[And here’s another update. A reader has pointed out to me that in many cases, region codes sit behind other layers of copyright protection related access controls. In almost all instances you cannot possibly bypass a region code without first circumventing some other of these access controls. What happens then? Interesting thought. Arguably, though, the other access code has the effect of enforcing region-coding, and is not protected to the extent that it does. Which might mean you could circumvent it to circumvent the region-code, although not for any other reason… I’m not sure.]

The interoperability provisions

One thing I was very concerned about in a previous post was the interoperability provisions.
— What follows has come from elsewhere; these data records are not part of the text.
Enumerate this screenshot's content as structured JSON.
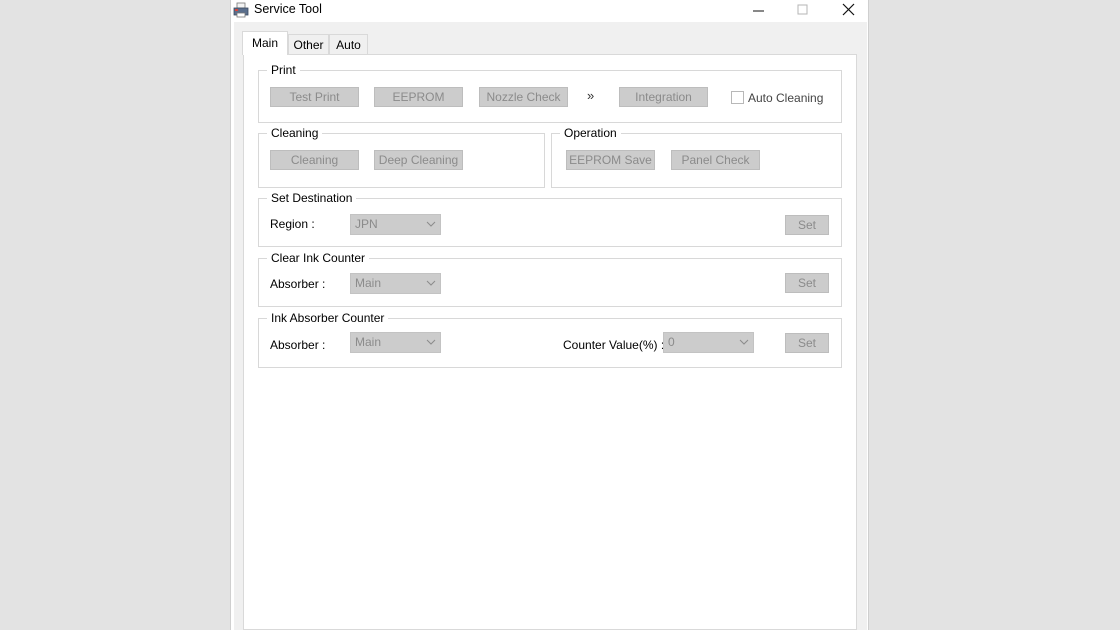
{
  "window": {
    "title": "Service Tool",
    "controls": {
      "minimize": "—",
      "maximize": "☐",
      "close": "✕"
    }
  },
  "tabs": [
    {
      "label": "Main",
      "active": true
    },
    {
      "label": "Other",
      "active": false
    },
    {
      "label": "Auto",
      "active": false
    }
  ],
  "print": {
    "legend": "Print",
    "test_print": "Test Print",
    "eeprom": "EEPROM",
    "nozzle_check": "Nozzle Check",
    "arrows": "»",
    "integration": "Integration",
    "auto_cleaning": "Auto Cleaning",
    "auto_cleaning_checked": false
  },
  "cleaning": {
    "legend": "Cleaning",
    "cleaning": "Cleaning",
    "deep_cleaning": "Deep Cleaning"
  },
  "operation": {
    "legend": "Operation",
    "eeprom_save": "EEPROM Save",
    "panel_check": "Panel Check"
  },
  "set_destination": {
    "legend": "Set Destination",
    "region_label": "Region :",
    "region_value": "JPN",
    "set": "Set"
  },
  "clear_ink_counter": {
    "legend": "Clear Ink Counter",
    "absorber_label": "Absorber :",
    "absorber_value": "Main",
    "set": "Set"
  },
  "ink_absorber_counter": {
    "legend": "Ink Absorber Counter",
    "absorber_label": "Absorber :",
    "absorber_value": "Main",
    "counter_label": "Counter Value(%) :",
    "counter_value": "0",
    "set": "Set"
  },
  "colors": {
    "disabled_button": "#cccccc",
    "disabled_text": "#8b8b8b",
    "panel": "#f0f0f0",
    "border": "#d8d8d8"
  }
}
I pointed out, at some length, that the interoperability provisions in the Exposure Draft were not as generous as those in the US law, chiefly because they did not seem to allow, in any way, the circulation of a product which circumvents a TPM in order to interoperate. As I said then:

Imagine this situation. What if you do all this, and you write the interoperable program. But what if, to interoperate, your independently created program needs to perform some kind of ‘secret handshake’, or authentication sequence, in order to work with the program. That, you would think, involves a circumvention, right? Your independently created interoperable program might be a circumvention device, right? But look back at the interoperability exceptions in the Exposure Draft. It doesn’t go that far, does it? It doesn’t do anything to say – and once you’ve written the program, you can distribute it.
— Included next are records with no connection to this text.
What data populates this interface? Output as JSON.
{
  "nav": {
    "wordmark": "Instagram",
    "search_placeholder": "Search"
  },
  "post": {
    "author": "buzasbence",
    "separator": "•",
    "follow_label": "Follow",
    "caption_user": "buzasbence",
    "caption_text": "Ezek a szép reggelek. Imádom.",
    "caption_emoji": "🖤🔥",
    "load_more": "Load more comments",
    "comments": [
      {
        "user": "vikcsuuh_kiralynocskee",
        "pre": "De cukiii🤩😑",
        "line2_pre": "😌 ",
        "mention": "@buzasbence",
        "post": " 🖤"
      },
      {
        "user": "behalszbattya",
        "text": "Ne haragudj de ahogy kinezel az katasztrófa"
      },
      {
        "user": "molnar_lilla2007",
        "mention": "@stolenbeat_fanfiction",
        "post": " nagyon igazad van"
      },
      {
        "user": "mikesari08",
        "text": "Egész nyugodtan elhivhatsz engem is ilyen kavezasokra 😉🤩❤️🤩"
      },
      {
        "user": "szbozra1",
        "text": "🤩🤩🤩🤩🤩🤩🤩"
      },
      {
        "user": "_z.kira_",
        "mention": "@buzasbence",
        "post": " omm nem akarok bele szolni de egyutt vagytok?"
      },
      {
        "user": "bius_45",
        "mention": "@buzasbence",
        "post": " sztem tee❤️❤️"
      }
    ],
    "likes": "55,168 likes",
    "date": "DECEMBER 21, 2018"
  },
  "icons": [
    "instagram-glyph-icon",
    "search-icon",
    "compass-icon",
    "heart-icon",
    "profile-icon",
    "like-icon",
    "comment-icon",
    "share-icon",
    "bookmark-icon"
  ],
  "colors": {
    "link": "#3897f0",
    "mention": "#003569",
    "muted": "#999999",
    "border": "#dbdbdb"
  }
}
As I pointed out then – the US law is broader on this score. The reason for the problem was the language in the interoperability exceptions, which allowed circumvention devices where they enabled a person to do an act:
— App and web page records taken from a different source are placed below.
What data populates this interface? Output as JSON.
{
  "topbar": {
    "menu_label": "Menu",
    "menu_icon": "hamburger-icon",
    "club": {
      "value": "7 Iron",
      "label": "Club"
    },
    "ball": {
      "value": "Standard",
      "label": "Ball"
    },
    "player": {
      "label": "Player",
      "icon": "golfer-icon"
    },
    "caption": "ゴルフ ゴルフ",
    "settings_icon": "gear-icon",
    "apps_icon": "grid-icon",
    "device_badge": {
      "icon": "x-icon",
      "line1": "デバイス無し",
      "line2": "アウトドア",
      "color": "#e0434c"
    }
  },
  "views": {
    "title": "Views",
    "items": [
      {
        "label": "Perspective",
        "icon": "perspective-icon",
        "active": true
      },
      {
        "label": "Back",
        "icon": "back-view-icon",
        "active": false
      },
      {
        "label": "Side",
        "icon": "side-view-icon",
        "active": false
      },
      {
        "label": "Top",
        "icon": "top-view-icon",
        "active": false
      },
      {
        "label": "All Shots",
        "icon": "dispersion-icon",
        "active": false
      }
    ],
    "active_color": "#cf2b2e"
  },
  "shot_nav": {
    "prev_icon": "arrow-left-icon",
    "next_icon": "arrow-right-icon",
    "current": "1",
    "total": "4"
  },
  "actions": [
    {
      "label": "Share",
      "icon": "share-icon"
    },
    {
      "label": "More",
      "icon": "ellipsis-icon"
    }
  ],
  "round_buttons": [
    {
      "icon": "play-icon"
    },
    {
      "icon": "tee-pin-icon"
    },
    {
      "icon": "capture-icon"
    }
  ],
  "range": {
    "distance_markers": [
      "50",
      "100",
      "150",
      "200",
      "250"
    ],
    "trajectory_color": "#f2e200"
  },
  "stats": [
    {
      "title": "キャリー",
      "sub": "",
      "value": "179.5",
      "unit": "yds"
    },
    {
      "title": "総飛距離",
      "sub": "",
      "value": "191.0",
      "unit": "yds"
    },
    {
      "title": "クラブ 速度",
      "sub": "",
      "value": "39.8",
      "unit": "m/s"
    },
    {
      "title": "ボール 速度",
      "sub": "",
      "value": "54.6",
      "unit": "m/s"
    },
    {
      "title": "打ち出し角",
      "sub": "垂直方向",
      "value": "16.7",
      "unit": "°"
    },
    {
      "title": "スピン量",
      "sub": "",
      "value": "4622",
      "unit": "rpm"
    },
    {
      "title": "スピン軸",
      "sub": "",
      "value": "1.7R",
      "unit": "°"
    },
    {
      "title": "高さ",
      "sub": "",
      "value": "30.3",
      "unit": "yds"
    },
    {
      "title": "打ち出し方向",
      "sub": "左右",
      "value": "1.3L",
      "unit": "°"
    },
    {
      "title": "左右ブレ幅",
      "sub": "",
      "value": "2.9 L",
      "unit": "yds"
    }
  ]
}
for the sole purpose of obtaining information necessary to achieve interoperability of an independently created computer program with the original program or any other program.

This language has changed. Now, you can manufacture/sell etc a circumvention device which enables the doing of an act which:

will be done for the sole purpose of achieving interoperability of an independently created computer program with the original program or any other program.

This is an improvement, and it may well fix the problem, I think (although there is a weird drafting error – as someone put it to me, there is an ‘orphaned subsection (c)’ which looks like a hangover from the previous drafting. That needs to be removed).

The EM supports this view, noting that:

This exception will apply to a manufacturer etc of a circumvention device, person X, where the circumvention device is used by another person, person Y, to circumvent for achieving interoperability of an independently created program with the original program.

I might be wrong, but this looks good.

The fair dealing issue

Brian rightly points out that the law does nothing for the critics, the masher-uppers, the people who want to splice protected material into their creative new stuff. Correct. i think given the FTA this was pretty inevitable however.

I remain of the view that the dark horse of all of this will be the Departmental view on ad hoc exceptions. You see, imagine you are a potential masher-upper. You are, for example, an educational institution running a course in video editing techniques. You propose to use a particular technology to circumvent. It will be highly controlled in your institution: it has to be done on-site, for example. There is scope, in this legislation, to seek an ad hoc exception for your proposed method. That will be sought of the AG’s Department. [This couldn’t happen, by the way, in the US, where they have a once-in-3-years-extravaganza]. If the Department (say, with the support of DEST) are protective of user rights, you might be successful, or you might through this means be able to broker a deal with copyright owners. It wouldn’t have to be an earth-shattering exception. I guess we’ll have to see how serious the government is about education and creativity. But there is potential.